ods. Audits may highlight risk areas that must be addressed.
Shifts in job functions or department responsibilities may
/ FIGURE 1
indicate SOPs require tweaking or that users need retraining.
New equipment, facilities, materials, methods or custom-
SOP = standard operating procedure
MGMT = management
ers also can necessitate updates, revisions or obsolescence.
SOPs can support design or process failure mode and effects
analysis, as well as process and product validations.
SOPs are invaluable when dealing with quality costs.
Reviews and comments
When customer complaints or regulatory investigations
occur, SOPs are the go-to documents to determine what
happened. SOPs, along with their supporting records, make
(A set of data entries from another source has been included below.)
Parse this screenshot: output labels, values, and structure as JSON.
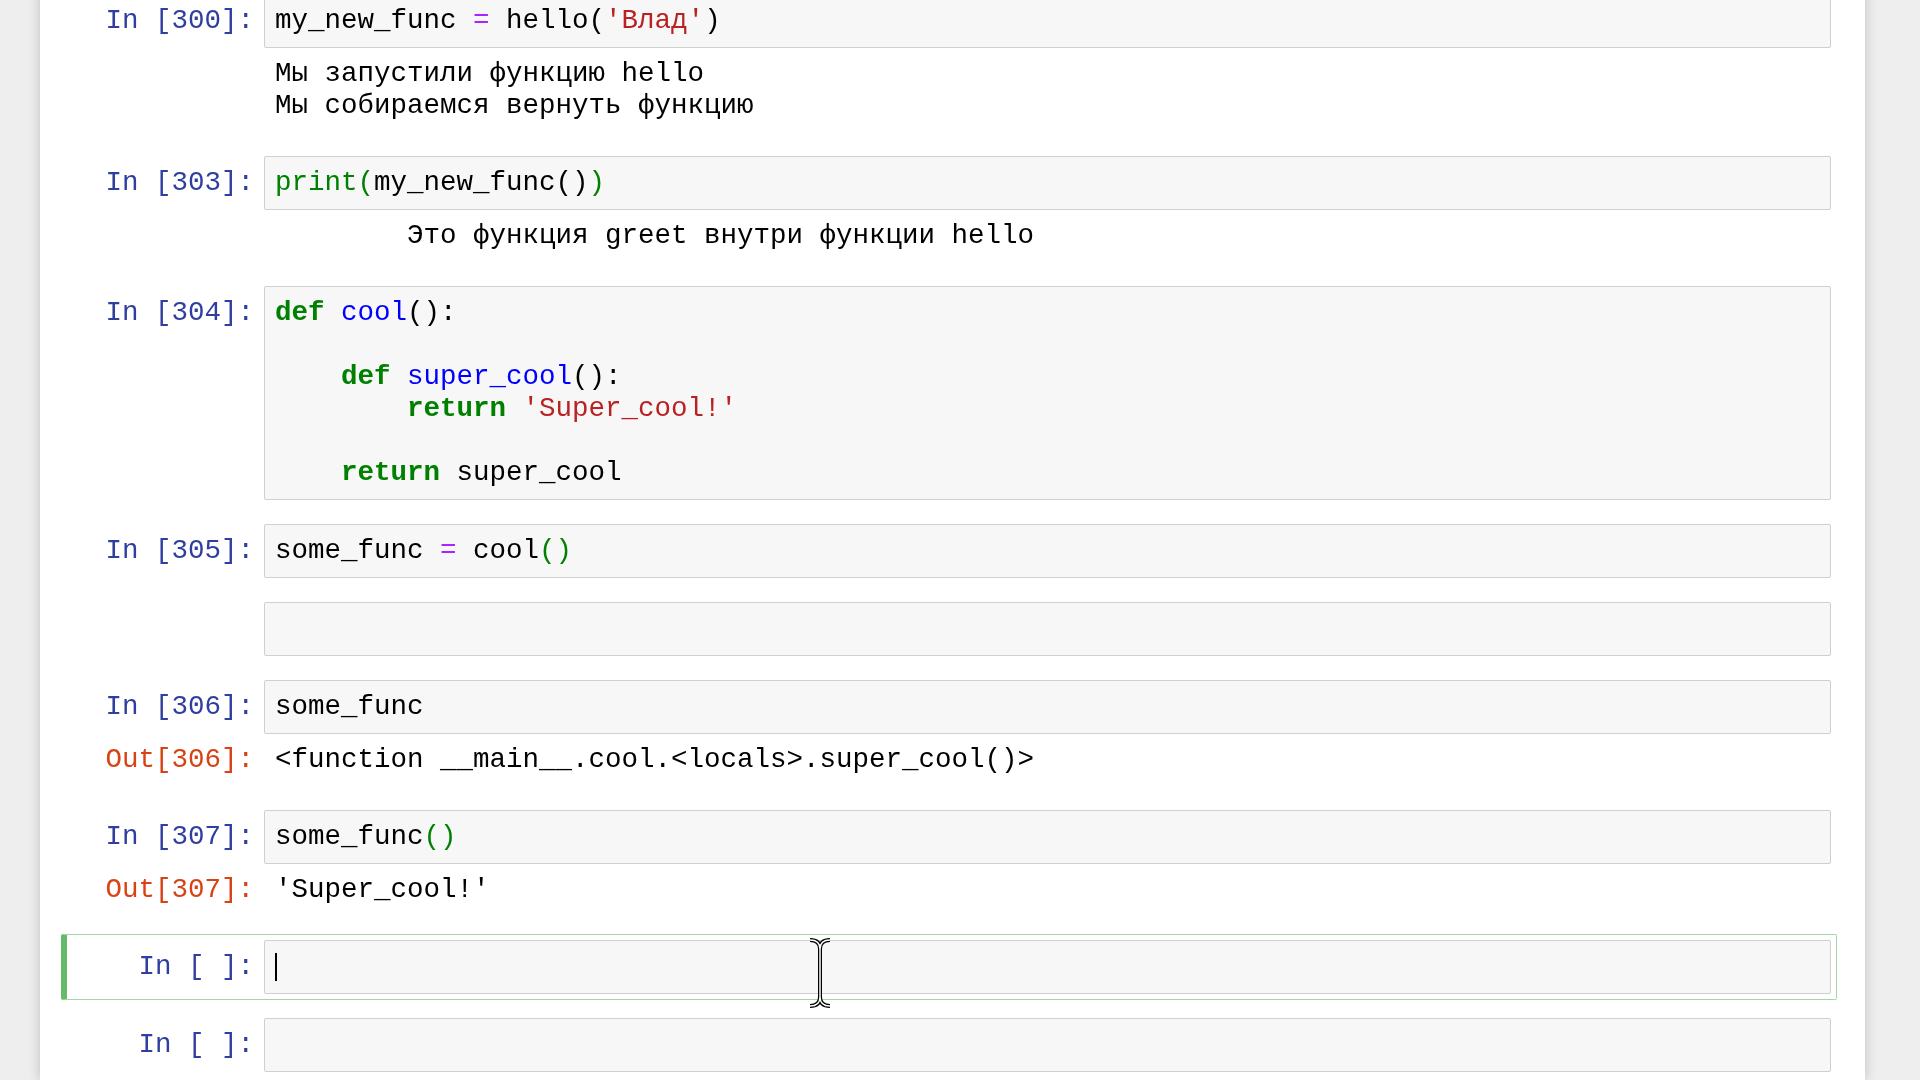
{
  "cells": [
    {
      "kind": "code",
      "prompt": "In [300]:",
      "selected": false,
      "lines": [
        [
          {
            "text": "my_new_func ",
            "kind": "plain"
          },
          {
            "text": "=",
            "kind": "operator"
          },
          {
            "text": " hello(",
            "kind": "plain"
          },
          {
            "text": "'Влад'",
            "kind": "string"
          },
          {
            "text": ")",
            "kind": "plain"
          }
        ]
      ],
      "outputs": [
        {
          "kind": "stream",
          "lines": [
            "Мы запустили функцию hello",
            "Мы собираемся вернуть функцию"
          ]
        }
      ]
    },
    {
      "kind": "code",
      "prompt": "In [303]:",
      "selected": false,
      "lines": [
        [
          {
            "text": "print(",
            "kind": "builtin"
          },
          {
            "text": "my_new_func()",
            "kind": "plain"
          },
          {
            "text": ")",
            "kind": "builtin"
          }
        ]
      ],
      "outputs": [
        {
          "kind": "stream",
          "lines": [
            "        Это функция greet внутри функции hello"
          ]
        }
      ]
    },
    {
      "kind": "code",
      "prompt": "In [304]:",
      "selected": false,
      "lines": [
        [
          {
            "text": "def",
            "kind": "keyword"
          },
          {
            "text": " cool",
            "kind": "defname"
          },
          {
            "text": "():",
            "kind": "plain"
          }
        ]
      ],
      "block": [
        {
          "blank_before": true,
          "tokens": [
            {
              "text": "def",
              "kind": "keyword"
            },
            {
              "text": " super_cool",
              "kind": "defname"
            },
            {
              "text": "():",
              "kind": "plain"
            }
          ],
          "children": [
            {
              "blank_before": false,
              "tokens": [
                {
                  "text": "return",
                  "kind": "keyword"
                },
                {
                  "text": " 'Super_cool!'",
                  "kind": "string"
                }
              ]
            }
          ]
        },
        {
          "blank_before": true,
          "tokens": [
            {
              "text": "return",
              "kind": "keyword"
            },
            {
              "text": " super_cool",
              "kind": "plain"
            }
          ]
        }
      ]
    },
    {
      "kind": "code",
      "prompt": "In [305]:",
      "selected": false,
      "lines": [
        [
          {
            "text": "some_func ",
            "kind": "plain"
          },
          {
            "text": "=",
            "kind": "operator"
          },
          {
            "text": " cool",
            "kind": "plain"
          },
          {
            "text": "()",
            "kind": "builtin"
          }
        ]
      ]
    },
    {
      "kind": "blank",
      "selected": false
    },
    {
      "kind": "code",
      "prompt": "In [306]:",
      "selected": false,
      "lines": [
        [
          {
            "text": "some_func",
            "kind": "plain"
          }
        ]
      ],
      "outputs": [
        {
          "kind": "result",
          "prompt": "Out[306]:",
          "lines": [
            "<function __main__.cool.<locals>.super_cool()>"
          ]
        }
      ]
    },
    {
      "kind": "code",
      "prompt": "In [307]:",
      "selected": false,
      "lines": [
        [
          {
            "text": "some_func",
            "kind": "plain"
          },
          {
            "text": "()",
            "kind": "builtin"
          }
        ]
      ],
      "outputs": [
        {
          "kind": "result",
          "prompt": "Out[307]:",
          "lines": [
            "'Super_cool!'"
          ]
        }
      ]
    },
    {
      "kind": "code",
      "prompt": "In [ ]:",
      "selected": true
    },
    {
      "kind": "code",
      "prompt": "In [ ]:",
      "selected": false
    }
  ]
}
Draft stage for
response times to complaints, which, in turn, conveys that the
and point to effective preventive actions.
Readily available information contained in SOPs shortens
root cause determinations and corrective actions easier,
organization is vigilant. If a lawsuit occurs, well-documented
SOPs and their accompanying records are among the best
tools in an organization's arsenal of defense. The life cycle of
an SOP is worth nurturing because in the end, an SOP may be
Regulatory changes and
Customer and user
Internal and external
changes, upgrades and
© Quality Excellence Services
64 QP * www.qualityprogress.com
Internal and external
problems and issues
SOP is obsolete.
what saves an organization's life. QP
MARCIA M. WEEDEN is the owner of Quality Excellence Services in Barrington, RI. An ASQ member, she holds a master's
degree in textiles, clothing and related art with specializations
in quality assurance and adult education from the University
of Rhode Island in Kingston. An ASQ-certified quality engineer
and technician, Weeden is a frequent dinner speaker at ASQ
Table of Contents for the Digital Edition of Quality Progress - November 2014
Mr. Pareto Head
Bank on It
The System Is the Solution
Quality in the First Person
One Good Idea
Quality Progress - November 2014